Let’s say we take a moment to consider the consequences of continuing our business-as-usual practices in supervision. Chances are, we are going to keep getting what we are getting: Continuous faith, coupled with stagnant results on both client and therapist levels.
The issue isn’t a lack of will, but a lack of access to improve our supervisory skills. Maybe it’s not just “skills” per say, but also a better way to design personalised learning environments for their supervisees.
Supervisors too need to find a better way to design learning environments for themselves. At this point, we have to face the somber reality that our past attempts haven’t been translating to better outcomes. (Click here for more about the inherent issues about clinical supervision).
I argue that in order for things to change, we need to not only coach for performance (i.e., improving client outcomes, one client at a time), but also coach for development (i.e., promote individualised learning based on therapist’s current baseline, one therapist at a time).

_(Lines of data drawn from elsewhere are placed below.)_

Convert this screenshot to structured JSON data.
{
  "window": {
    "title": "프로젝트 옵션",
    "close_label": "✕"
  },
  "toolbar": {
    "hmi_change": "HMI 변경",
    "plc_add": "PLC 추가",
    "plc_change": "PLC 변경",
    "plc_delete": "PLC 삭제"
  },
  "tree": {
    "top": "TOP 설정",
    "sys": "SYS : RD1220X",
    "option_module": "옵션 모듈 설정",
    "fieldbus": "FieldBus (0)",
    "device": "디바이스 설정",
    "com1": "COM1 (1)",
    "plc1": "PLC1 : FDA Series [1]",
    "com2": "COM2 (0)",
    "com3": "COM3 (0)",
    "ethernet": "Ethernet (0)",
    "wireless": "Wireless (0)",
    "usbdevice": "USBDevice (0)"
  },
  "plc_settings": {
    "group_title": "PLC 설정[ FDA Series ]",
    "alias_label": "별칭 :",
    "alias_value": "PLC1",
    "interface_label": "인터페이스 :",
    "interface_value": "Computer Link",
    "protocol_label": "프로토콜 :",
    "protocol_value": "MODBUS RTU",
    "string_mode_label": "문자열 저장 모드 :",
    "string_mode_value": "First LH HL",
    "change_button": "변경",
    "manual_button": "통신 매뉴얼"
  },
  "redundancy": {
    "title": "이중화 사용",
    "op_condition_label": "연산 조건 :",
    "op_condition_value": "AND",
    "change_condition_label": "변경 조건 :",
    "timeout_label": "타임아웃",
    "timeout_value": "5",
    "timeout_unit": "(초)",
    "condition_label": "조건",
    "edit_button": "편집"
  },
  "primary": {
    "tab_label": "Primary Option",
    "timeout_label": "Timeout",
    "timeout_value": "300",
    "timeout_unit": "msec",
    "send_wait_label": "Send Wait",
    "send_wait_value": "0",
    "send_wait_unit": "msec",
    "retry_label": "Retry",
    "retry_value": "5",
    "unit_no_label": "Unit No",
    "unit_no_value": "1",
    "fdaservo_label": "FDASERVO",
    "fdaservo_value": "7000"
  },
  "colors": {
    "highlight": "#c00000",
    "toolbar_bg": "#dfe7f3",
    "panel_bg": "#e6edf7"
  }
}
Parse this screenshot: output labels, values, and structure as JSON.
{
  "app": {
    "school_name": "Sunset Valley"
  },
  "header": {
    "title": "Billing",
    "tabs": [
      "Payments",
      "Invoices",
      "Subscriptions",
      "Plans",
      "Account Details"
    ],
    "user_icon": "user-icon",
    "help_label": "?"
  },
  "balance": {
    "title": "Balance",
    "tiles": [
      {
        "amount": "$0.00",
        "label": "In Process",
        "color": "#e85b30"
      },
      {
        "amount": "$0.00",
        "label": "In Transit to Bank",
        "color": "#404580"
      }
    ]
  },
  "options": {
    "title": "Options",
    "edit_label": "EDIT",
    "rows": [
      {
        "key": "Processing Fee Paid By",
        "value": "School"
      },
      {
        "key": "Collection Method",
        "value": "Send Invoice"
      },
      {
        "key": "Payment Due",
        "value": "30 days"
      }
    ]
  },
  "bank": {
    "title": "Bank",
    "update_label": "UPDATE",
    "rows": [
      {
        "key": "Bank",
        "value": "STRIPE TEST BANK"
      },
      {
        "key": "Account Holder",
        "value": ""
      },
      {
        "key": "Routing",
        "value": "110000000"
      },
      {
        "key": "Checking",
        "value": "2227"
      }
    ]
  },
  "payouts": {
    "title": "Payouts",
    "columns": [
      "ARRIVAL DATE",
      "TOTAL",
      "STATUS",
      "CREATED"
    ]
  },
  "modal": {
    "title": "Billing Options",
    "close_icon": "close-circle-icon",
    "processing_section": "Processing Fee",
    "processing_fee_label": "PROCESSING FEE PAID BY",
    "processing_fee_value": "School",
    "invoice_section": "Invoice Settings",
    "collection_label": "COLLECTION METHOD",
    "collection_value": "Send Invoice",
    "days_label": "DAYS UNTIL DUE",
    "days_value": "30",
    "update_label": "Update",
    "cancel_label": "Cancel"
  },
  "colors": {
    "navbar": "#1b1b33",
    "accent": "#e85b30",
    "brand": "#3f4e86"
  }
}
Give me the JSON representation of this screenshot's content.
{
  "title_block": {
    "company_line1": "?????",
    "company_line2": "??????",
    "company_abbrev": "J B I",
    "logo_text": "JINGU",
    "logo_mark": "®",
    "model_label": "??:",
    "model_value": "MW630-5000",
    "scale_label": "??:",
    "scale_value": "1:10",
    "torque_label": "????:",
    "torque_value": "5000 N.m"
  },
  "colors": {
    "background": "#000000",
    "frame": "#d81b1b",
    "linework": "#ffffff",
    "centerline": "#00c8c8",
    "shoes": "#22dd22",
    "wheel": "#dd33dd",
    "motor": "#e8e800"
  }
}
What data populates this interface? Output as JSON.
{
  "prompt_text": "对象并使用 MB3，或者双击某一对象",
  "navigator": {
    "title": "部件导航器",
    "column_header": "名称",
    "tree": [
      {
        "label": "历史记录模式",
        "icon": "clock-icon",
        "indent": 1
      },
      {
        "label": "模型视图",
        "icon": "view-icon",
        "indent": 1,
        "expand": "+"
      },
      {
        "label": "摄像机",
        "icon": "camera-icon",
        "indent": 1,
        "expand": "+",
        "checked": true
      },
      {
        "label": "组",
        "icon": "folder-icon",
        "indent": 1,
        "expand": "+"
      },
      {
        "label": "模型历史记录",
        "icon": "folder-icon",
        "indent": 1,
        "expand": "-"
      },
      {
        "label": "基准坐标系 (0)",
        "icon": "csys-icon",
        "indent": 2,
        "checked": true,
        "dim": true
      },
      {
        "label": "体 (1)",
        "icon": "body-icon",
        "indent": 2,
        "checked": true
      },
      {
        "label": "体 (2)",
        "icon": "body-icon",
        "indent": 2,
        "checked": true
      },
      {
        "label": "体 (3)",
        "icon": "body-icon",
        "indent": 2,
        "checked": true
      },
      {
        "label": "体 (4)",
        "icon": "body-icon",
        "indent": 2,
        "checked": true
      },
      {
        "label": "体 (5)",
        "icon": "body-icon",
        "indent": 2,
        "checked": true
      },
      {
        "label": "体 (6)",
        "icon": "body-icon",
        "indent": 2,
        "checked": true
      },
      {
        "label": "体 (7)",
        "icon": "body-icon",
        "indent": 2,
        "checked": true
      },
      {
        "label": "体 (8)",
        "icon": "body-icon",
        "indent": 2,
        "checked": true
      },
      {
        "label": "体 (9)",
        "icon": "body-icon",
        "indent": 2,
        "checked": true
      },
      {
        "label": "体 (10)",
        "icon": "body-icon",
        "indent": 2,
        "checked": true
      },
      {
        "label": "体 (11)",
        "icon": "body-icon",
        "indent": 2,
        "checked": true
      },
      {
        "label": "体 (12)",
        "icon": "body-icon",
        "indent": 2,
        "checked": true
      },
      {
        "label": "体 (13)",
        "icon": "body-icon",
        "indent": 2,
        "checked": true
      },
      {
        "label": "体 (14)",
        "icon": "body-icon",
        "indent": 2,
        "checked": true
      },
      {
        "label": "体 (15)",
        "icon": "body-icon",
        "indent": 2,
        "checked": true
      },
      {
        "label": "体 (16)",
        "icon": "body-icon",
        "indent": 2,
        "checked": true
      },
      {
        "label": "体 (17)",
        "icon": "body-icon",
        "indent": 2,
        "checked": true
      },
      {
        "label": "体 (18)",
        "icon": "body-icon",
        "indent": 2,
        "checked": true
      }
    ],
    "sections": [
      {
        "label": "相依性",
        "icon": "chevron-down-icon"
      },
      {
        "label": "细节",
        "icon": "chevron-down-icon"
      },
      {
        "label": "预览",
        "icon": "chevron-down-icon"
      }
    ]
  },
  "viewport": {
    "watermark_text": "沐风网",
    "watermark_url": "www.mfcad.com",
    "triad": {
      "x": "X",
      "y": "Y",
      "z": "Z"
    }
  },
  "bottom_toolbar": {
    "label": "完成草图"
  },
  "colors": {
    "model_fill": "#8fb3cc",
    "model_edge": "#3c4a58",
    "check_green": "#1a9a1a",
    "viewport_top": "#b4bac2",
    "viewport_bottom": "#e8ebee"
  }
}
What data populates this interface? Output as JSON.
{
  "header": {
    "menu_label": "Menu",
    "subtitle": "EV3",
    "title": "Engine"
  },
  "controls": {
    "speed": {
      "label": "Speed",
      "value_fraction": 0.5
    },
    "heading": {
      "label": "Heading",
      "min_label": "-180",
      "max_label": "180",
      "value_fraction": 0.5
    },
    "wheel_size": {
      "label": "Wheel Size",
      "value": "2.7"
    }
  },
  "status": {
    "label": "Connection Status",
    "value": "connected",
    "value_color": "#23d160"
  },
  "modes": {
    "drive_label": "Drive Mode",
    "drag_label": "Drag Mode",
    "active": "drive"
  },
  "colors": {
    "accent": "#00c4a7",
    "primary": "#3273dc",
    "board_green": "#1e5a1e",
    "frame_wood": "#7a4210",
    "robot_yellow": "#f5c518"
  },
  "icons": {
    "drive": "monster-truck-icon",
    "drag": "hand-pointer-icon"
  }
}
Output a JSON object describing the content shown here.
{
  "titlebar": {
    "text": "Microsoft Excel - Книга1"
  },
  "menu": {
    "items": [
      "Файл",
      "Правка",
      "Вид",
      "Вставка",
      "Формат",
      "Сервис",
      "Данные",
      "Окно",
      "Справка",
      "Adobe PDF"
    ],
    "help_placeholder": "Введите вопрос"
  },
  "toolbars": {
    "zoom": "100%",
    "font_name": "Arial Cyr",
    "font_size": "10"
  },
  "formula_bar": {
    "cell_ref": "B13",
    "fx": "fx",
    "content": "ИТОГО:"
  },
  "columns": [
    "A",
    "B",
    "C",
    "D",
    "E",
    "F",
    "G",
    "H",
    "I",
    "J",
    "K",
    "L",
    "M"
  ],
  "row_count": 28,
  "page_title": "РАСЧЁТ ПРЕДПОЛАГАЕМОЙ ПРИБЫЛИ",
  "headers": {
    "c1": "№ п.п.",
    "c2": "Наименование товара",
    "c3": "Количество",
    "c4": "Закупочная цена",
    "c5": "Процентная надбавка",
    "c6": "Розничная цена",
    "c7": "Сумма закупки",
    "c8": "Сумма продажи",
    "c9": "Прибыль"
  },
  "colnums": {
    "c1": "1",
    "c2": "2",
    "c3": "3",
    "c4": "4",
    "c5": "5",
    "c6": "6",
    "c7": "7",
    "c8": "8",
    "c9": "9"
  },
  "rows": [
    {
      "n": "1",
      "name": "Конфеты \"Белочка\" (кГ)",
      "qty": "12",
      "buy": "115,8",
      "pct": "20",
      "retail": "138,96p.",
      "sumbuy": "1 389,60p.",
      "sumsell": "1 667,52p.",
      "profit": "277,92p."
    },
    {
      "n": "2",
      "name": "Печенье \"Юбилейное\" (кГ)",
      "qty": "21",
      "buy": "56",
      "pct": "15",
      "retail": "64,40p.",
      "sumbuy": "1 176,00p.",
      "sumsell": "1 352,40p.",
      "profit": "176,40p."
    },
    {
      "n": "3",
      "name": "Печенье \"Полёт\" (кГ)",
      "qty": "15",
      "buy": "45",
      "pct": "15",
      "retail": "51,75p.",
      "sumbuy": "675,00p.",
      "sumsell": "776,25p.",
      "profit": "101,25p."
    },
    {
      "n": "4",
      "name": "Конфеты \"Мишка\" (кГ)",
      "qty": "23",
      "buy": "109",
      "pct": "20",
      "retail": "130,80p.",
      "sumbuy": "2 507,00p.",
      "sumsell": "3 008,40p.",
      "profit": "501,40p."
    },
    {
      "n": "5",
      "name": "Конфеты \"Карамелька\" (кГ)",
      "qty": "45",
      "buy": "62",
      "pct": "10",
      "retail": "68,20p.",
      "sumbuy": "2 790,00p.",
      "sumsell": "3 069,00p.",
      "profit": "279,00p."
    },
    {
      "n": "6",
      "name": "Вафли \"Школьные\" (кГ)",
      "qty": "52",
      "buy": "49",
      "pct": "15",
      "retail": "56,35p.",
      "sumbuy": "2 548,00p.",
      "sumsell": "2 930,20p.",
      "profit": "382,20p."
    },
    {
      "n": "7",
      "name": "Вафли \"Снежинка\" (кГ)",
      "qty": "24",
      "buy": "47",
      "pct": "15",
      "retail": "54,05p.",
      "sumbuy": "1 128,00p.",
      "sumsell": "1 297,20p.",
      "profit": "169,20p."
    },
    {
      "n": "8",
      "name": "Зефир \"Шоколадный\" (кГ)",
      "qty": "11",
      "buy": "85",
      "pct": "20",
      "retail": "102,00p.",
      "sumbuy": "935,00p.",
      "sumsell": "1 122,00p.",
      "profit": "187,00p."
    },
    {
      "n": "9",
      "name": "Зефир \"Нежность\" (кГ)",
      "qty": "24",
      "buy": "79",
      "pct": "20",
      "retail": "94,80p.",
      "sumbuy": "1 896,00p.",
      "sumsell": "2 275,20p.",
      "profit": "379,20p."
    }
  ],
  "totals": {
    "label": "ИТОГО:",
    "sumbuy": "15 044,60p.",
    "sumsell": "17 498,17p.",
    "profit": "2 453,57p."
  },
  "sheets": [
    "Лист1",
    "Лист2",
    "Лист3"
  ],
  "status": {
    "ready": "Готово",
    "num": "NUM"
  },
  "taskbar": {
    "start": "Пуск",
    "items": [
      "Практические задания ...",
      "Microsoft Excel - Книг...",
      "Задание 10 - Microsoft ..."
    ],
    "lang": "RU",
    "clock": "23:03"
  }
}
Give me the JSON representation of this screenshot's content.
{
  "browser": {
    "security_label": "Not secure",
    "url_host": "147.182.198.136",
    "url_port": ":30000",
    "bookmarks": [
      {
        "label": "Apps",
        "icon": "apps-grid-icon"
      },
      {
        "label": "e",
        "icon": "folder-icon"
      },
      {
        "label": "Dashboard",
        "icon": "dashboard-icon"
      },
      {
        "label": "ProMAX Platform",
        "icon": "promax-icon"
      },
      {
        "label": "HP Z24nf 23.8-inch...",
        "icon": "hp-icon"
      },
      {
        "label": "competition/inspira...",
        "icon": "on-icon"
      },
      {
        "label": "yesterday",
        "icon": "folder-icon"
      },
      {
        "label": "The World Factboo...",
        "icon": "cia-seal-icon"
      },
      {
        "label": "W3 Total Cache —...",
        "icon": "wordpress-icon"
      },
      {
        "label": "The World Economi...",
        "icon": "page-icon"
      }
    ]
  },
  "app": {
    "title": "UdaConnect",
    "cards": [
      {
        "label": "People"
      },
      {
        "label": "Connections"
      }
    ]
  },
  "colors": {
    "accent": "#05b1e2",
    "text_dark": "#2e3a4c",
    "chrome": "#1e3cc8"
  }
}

For more details, click here to preview segments of our in-depth, cutting-edge learning platform, Reigniting Clinical Supervision (RCS)
Harvard professor Clayton Christensen says that half of US colleages are bound for bankruptcy in the next few decades. Instead, online education will be a more resourceful approach to learning. (Read this article)
The Registration for RCS course closes on 3rd of May 2019. The course begins on the 6th of May 2019. If you are a subscriber to Frontiers of Psychotherapist Development, remember to use the exclusive promo code. It’s in your last newsletter. Discounts diminish in the future.
This course was specifically designed for supervisors who are enthusiastic and driven to improve their game, while facing the realities of being time-poor. Gleaning from the best practices in learning, the RCS course is delivered in a “drip-based” approach, which means every Mondays and Fridays, you will be given one bite-sized practical idea for supervision. You can a lifetime access to the course materials… oh, and look closely at the bonus materials provided to you (at no-cost!).
Click here to register before the end of May 3, 2019.
 Rousmaniere, T. G., Swift, J. K., Babins-Wagner, R., Whipple, J. L., & Berzins, S. (2016). Supervisor variance in psychotherapy outcome in routine practice. Psychother Research, 26(2), 1-10. doi:10.1080/10503307.2014.963730
 Data was collected as part of our pre-workshop surveys since 2015-present.